Activities & Entertainment
Liege can do fun too. If you want some buzz in the evening, then the Liégeois will be happy to show you how to party. There is good contingent of students here (the University is home to some 40,000 of them), and it's to the bars and clubs of the city's 'Le Carré' area that much of the youth gravitate at night. Outremeuse also does its own more gritty and feisty version of night-life, keeping it old-school with traditional taverns, piano bars and jazz clubs.
It's also the Outremeuse area that is the focus of one of the most interesting events in Liege's calendar, the "Le Quinze Août", on the 15th of August, which celebrates the Virgin Mary. There are dances, processions and the local people open their doors for a mammoth communal party, involving the downing of plenty of peket (the local juniper-flavored spirit). It is also during Le Quinze Août that Liege's distinctive mascot character takes centre stage.
His name is Tchantchès (which is Walloon for François), and he allegedly lived in Outremeuse in the times of Charlemagne. Born a pauper, the young boy was deformed, ugly (even a drunkard) but brave. Elected 'Prince of Outremeuse' he became a companion to a nephew of Charlemagne, and helps win victory in battles with little more than a scarf, a black cap and a pint-full of bravado. In other words, the perfect representative for Liege itself. Tchantchès is celebrated especially in processions and puppet shows on Le Quinze Août.

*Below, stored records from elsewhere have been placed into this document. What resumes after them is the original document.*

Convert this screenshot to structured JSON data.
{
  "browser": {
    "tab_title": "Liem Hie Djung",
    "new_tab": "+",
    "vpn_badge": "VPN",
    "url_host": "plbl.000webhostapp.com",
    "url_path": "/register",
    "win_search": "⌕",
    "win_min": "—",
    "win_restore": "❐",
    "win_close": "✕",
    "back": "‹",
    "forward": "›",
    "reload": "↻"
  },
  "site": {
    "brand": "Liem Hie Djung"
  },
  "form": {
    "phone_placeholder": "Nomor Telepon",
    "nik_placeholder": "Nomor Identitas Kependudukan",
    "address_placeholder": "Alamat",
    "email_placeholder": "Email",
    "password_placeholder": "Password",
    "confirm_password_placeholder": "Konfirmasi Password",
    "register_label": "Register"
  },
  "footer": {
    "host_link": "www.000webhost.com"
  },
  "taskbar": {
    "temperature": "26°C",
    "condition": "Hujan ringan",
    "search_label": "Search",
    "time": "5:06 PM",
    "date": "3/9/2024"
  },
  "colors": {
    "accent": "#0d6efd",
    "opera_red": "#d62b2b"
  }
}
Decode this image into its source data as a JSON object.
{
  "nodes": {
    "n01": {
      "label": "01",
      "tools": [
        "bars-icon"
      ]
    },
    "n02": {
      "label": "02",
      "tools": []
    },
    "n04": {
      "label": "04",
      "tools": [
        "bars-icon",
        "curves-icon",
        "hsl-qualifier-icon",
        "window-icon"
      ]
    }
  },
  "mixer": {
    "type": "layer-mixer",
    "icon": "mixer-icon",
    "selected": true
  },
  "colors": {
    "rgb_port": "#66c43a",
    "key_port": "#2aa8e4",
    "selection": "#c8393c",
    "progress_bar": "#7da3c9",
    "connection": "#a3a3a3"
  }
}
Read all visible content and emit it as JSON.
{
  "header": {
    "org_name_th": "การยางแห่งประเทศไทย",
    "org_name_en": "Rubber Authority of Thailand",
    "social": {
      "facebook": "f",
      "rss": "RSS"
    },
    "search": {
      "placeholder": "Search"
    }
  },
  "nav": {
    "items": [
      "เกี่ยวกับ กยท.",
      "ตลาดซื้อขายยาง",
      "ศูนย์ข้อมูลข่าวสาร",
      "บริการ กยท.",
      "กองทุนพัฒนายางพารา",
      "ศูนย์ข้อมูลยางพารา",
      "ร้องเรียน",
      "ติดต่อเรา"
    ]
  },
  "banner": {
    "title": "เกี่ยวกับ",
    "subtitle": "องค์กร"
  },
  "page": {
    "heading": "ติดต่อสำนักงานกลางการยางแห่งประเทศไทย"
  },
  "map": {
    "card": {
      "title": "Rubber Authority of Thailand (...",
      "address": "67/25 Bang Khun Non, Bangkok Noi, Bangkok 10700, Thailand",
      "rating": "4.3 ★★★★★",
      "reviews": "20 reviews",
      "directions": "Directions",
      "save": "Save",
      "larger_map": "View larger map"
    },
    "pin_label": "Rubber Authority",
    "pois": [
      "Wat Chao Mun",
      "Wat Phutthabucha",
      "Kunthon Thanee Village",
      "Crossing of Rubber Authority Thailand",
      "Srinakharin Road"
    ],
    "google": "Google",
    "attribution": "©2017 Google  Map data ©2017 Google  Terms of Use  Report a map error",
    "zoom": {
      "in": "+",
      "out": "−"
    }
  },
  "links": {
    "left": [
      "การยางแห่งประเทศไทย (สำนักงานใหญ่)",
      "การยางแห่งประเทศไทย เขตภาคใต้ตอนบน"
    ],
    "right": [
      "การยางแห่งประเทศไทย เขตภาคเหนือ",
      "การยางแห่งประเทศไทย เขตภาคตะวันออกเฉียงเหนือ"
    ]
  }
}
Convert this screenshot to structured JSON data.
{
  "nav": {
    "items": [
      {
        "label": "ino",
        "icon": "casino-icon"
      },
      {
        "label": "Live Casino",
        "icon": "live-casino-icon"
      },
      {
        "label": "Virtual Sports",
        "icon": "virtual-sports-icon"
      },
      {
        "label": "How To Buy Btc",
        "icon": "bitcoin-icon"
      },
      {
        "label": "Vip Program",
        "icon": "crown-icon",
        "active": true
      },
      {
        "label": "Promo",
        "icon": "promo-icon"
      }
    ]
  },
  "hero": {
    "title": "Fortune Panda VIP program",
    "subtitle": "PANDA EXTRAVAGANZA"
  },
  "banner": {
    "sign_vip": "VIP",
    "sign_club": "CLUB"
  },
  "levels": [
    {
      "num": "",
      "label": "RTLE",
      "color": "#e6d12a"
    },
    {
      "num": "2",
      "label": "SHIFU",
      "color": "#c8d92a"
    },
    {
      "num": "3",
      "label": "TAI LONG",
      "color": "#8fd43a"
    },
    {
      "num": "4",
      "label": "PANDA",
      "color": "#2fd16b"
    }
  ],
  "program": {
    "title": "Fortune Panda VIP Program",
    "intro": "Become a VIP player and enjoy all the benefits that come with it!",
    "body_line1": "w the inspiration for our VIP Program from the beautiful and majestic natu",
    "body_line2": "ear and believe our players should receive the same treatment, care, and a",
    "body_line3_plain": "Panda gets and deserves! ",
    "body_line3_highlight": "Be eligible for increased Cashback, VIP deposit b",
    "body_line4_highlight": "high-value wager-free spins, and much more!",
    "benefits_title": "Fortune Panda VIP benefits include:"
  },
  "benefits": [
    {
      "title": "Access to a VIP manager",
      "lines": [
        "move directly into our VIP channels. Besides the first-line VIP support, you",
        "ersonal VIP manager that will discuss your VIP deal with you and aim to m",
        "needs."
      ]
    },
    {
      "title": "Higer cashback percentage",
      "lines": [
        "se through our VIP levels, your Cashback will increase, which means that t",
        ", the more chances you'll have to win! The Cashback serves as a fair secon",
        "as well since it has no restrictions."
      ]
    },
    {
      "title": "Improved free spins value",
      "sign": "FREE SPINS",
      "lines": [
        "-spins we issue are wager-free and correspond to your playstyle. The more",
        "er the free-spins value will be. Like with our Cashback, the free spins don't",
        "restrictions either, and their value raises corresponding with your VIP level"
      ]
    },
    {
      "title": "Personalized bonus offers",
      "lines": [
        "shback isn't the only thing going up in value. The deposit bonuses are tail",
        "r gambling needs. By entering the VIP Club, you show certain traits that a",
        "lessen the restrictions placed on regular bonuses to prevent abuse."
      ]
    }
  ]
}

A procession of a different sort happens each Spring, when the professionals of the cycling world descend on Liege as part of the Liège-Bastogne-Liège race. This is one of the oldest of the classic cycle race, dating back to the 1892. Starting and finishing in the north of Liege, the racers strike south into the hills and ravines of the Ardennes, for what many consider one of the toughest professional races, because of its many frequent steep climbs.
B2B & Conferencing
Liege is a very well connected town, making it an ideal location for those looking to host events and meetings. And with Liege's recent climbing up the high-tech IT ladder, it has found itself increasingly popular for business and technology conferences. Being so close to the outdoor sports mecca of the Ardennes, Liege also has an interesting angle for providing extra-curricular activities for visitors.
In Liege itself, there are several purpose-built venues for meetings and small conferences. One interesting twist is provided by the Kinepolis Liège, a plush 16-theatre cinema that rents its theatres out for presentations for up to 600 people. For those looking for larger meets, the exhibition centre of Les Halles des Foires, on the north side of the city, offers a dramatic modern building, overlooking the Meuse. It has six exhibition rooms, and 15,000 sq.m. of space for its clients use.
The local Liege MICE (Meetings, Incentives, Conventions, Events) office is especially focussed on helping businesses to develop their convention, meeting and exhibition ideas in the city. It can advise on the logistical side of organizing meetings and conventions, and suggest the best venues and locations. MICE Liege will even help with enquires on the availability of venues, and can help get discounts and special offers from hotels, convention and exhibition centres, and group-booked restaurants.